Two seats on the Los Angeles Unified School District’s board of education—the second largest district in the nation—are up for grabs in an election today (Tuesday).
The more than $14 million that has poured into the candidates campaigns’, as well as some high-profile endorsements, reveal how important the race is to charter school supporters and groups that hope to curb charter growth in Los Angeles.
The outcome of Tuesday’s runoff election could push the school board’s pro-charter members into the majority for the first time. And it’s the board that has the power to decide which new charter schools get to open up in the city.
Spending from organizations, including the California Charter Schools Association and the United Teachers of Los Angeles, has surpassed the $14 million mark, and endorsements have been coming in from well beyond Los Angeles. Senator Bernie Sanders of Vermont has thrown his weight behind union-backed candidates Steve Zimmer and Imelda Padilla, while Arne Duncan, the former U.S. education secretary under Barack Obama, has endorsed candidates Nick Melvoin and Kelly Gonez, who are also favored by the charter school establishment.
Los Angeles school board races have a history of being expensive endeavors. Spending in the 2013 school board race was also driven by a heated battle between charter- and-union backed candidates and broke spending records at that time.
What Makes Los Angeles So Important to Pro- and-Anti Charter Advocates?

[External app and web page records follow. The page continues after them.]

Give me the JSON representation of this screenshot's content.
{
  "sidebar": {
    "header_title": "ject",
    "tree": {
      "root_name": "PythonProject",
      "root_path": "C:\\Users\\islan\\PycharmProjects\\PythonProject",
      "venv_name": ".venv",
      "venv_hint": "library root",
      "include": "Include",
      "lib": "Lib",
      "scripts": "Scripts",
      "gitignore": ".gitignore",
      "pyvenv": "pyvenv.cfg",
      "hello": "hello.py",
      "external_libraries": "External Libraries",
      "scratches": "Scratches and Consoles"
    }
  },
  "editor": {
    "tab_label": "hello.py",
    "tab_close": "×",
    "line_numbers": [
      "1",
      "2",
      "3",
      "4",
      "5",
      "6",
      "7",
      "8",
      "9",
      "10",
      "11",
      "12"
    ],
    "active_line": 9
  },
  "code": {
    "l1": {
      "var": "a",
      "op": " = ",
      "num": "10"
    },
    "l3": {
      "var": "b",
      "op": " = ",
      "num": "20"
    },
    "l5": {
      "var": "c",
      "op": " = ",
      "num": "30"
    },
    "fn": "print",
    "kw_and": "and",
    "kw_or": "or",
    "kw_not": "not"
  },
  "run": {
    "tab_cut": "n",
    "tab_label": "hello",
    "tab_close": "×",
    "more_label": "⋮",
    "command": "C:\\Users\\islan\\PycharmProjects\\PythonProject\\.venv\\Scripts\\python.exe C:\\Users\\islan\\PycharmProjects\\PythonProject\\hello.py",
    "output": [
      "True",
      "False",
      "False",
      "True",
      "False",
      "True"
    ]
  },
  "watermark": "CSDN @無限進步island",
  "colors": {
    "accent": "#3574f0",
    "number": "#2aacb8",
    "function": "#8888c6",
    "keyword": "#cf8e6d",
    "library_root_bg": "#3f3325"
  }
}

Although LAUSD is the second largest district in the country, it’s the largest governed by an elected board. With wealthy pro-charter school backers, like Eli and Edythe Broad, and the powerful United Teachers Los Angeles in its backyard, the district has become well-trod turf in the proxy wars between charter supporters and unions.
As I wrote last year for a story on the 25th anniversary of the first charter school law, Los Angeles, in many ways, embodies the rapid evolution of the charter concept nationally and the direction in which philanthropy has pushed it. The city is a major beneficiary—or target, depending upon whom you ask—of foundation dollars.
Charter schools currently enroll 24 percent of students in Los Angeles, according to the National Alliance for Public Charter Schools. Although that’s nowhere near the market share that charters have in the District of Columbia and Detroit (where charter students make up 40 percent or more of the student population), charters in Los Angles must win approval from the local school board before they can open.
Charter advocates, including several wealthy philanthropic backers, such as the Broads, the heirs of Walmart founder Sam Walton’s fortune, and Netflix founder Reed Hastings, see major potential—and demand—for growth.
Meanwhile, the 35,000 member-strong United Teachers of Los Angeles sees a threat in the schools which have been steadily expanding and are not required to have unionized staff. Although UTLA has been working to unionize the staff at some charter schools, they remain mostly non-union.
- 25 Years: How Philanthropy Shaped the Charter School Movement
- From Walton to Zuckerberg: How Education Philanthropy Has Changed
- Outside Groups Spend Millions on Effort to Raise Massachusetts’ Charter School Cap
A version of this news article first appeared in the Charters & Choice blog.